__Task requirements__: Go through the data below and repeat it exactly, skipping each picture.

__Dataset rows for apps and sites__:

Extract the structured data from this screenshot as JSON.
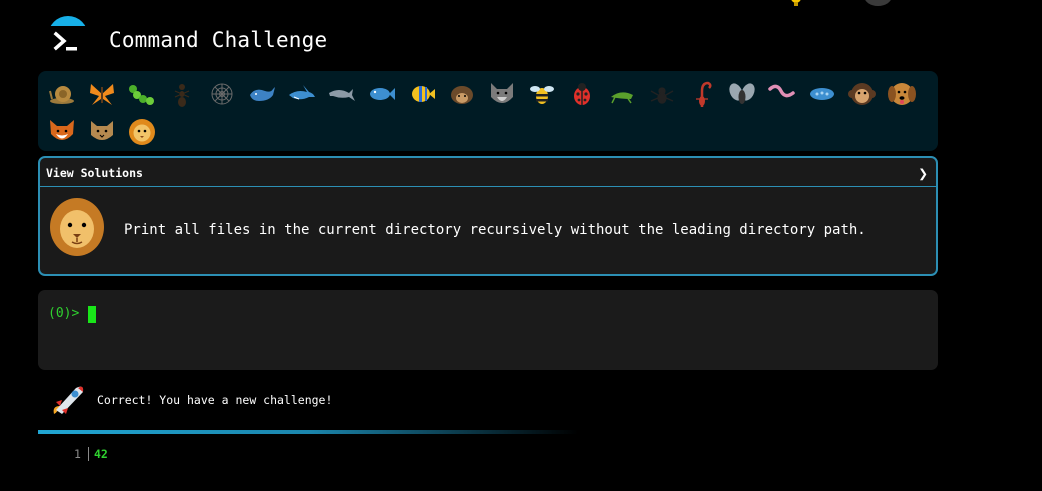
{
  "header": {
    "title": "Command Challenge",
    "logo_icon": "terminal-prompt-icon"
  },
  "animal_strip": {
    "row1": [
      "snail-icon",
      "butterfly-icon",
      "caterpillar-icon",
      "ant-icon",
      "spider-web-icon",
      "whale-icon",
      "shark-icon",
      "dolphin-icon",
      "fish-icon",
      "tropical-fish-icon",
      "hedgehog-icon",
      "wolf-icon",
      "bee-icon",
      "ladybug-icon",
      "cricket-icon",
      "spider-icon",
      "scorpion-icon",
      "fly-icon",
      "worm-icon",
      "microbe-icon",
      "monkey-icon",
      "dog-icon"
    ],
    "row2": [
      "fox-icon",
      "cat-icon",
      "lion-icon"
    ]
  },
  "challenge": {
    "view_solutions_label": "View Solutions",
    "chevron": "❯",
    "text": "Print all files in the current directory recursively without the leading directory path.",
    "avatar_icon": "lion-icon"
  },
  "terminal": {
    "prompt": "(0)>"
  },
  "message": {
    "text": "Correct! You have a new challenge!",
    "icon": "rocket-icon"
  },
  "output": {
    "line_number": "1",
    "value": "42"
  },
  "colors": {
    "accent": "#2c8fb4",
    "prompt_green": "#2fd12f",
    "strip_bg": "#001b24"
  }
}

__Answer to this task__:
Extract the structured data from this screenshot as JSON.
{
  "header": {
    "title": "Command Challenge",
    "logo_icon": "terminal-prompt-icon"
  },
  "animal_strip": {
    "row1": [
      "snail-icon",
      "butterfly-icon",
      "caterpillar-icon",
      "ant-icon",
      "spider-web-icon",
      "whale-icon",
      "shark-icon",
      "dolphin-icon",
      "fish-icon",
      "tropical-fish-icon",
      "hedgehog-icon",
      "wolf-icon",
      "bee-icon",
      "ladybug-icon",
      "cricket-icon",
      "spider-icon",
      "scorpion-icon",
      "fly-icon",
      "worm-icon",
      "microbe-icon",
      "monkey-icon",
      "dog-icon"
    ],
    "row2": [
      "fox-icon",
      "cat-icon",
      "lion-icon"
    ]
  },
  "challenge": {
    "view_solutions_label": "View Solutions",
    "chevron": "❯",
    "text": "Print all files in the current directory recursively without the leading directory path.",
    "avatar_icon": "lion-icon"
  },
  "terminal": {
    "prompt": "(0)>"
  },
  "message": {
    "text": "Correct! You have a new challenge!",
    "icon": "rocket-icon"
  },
  "output": {
    "line_number": "1",
    "value": "42"
  },
  "colors": {
    "accent": "#2c8fb4",
    "prompt_green": "#2fd12f",
    "strip_bg": "#001b24"
  }
}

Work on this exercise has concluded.